Patients who do not visit their GP for five years could be barred from their doctor's surgery under plans being developed in the East of England.
Under the move, patients who have not seen their GP for five years will be sent two letters asking them to respond. If they do not get in touch to say they still wish to be registered with their GP, they will be removed from the GP practice list.
GPs are paid for every patient on their list - in 2013/14, the average GP practice received funding worth #136 per registered patient. The drive by the NHS England regional team - known as "list cleansing"- is intended to cut costs to the NHS.
The idea is to find out whether patients no longer require services or have moved house, left the country or died.
Pulse magazine, which published details of the plan, has also carried out its own investigations which suggests thousands of "ghost patients" have been inappropriately removed from GP lists in recent years.

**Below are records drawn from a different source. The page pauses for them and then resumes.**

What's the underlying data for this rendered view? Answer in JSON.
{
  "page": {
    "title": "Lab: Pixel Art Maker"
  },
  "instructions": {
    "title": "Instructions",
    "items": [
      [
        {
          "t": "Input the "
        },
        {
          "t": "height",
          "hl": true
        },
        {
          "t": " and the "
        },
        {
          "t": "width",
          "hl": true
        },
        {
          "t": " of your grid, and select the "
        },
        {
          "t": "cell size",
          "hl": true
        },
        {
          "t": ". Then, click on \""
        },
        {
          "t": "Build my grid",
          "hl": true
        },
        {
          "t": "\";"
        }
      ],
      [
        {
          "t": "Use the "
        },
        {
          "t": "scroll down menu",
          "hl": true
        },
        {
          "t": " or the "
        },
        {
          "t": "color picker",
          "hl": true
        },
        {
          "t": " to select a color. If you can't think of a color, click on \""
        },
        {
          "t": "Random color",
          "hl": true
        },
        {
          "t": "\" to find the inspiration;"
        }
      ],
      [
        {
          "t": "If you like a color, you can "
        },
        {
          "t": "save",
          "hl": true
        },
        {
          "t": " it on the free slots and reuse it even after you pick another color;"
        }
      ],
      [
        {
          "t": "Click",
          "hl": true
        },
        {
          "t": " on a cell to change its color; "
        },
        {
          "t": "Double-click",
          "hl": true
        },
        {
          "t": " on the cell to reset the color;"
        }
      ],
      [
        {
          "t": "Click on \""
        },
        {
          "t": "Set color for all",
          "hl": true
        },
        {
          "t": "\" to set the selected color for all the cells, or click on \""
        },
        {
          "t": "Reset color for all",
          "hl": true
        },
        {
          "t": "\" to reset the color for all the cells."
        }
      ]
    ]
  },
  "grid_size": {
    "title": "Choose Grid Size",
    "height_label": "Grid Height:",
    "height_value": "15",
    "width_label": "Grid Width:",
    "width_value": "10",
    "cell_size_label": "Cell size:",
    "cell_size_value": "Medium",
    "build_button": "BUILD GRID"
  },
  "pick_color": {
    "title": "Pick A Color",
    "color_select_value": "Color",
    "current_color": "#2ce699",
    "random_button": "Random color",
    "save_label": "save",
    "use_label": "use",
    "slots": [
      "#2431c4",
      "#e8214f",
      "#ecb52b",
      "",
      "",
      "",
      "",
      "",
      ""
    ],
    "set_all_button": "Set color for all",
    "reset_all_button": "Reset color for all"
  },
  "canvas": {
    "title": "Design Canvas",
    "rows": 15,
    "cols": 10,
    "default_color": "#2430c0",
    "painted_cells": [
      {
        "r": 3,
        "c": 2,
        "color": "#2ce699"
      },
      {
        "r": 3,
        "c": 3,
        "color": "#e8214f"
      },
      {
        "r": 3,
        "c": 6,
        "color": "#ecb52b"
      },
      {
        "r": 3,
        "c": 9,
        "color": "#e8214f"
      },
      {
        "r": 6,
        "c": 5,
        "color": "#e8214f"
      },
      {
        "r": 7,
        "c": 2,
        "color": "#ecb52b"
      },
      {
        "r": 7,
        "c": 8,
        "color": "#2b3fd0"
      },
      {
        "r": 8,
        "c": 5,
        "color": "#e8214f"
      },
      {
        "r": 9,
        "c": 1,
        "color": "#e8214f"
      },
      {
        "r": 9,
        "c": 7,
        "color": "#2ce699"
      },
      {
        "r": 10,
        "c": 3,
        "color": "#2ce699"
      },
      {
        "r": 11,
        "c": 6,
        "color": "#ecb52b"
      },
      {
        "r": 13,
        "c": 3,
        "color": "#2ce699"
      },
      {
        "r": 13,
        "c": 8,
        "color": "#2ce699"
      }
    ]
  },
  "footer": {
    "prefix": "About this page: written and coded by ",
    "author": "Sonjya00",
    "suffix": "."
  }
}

The NHS England East of England team sent a letter to groups of GPs known as local medical committees (LMCs) stating that people who had not seen their GP for five years "may be the people who no longer require services" and may be in "incredibly good health".
It said list validation was necessary "to protect NHS money and ensure patient lists are not artificially inflated".
Dr Richard Vautrey, the British Medical Association's GP committee deputy chairman, said: "Schemes like this just add to GP workload and irritate patients. Many patients understandably believe that this is something the practice has done to them and don't realise that this has been carried out by NHS England.
It therefore needlessly undermines the relationship between GP and patient. Patients should not be punished for being too healthy and being careful about how they use NHS services."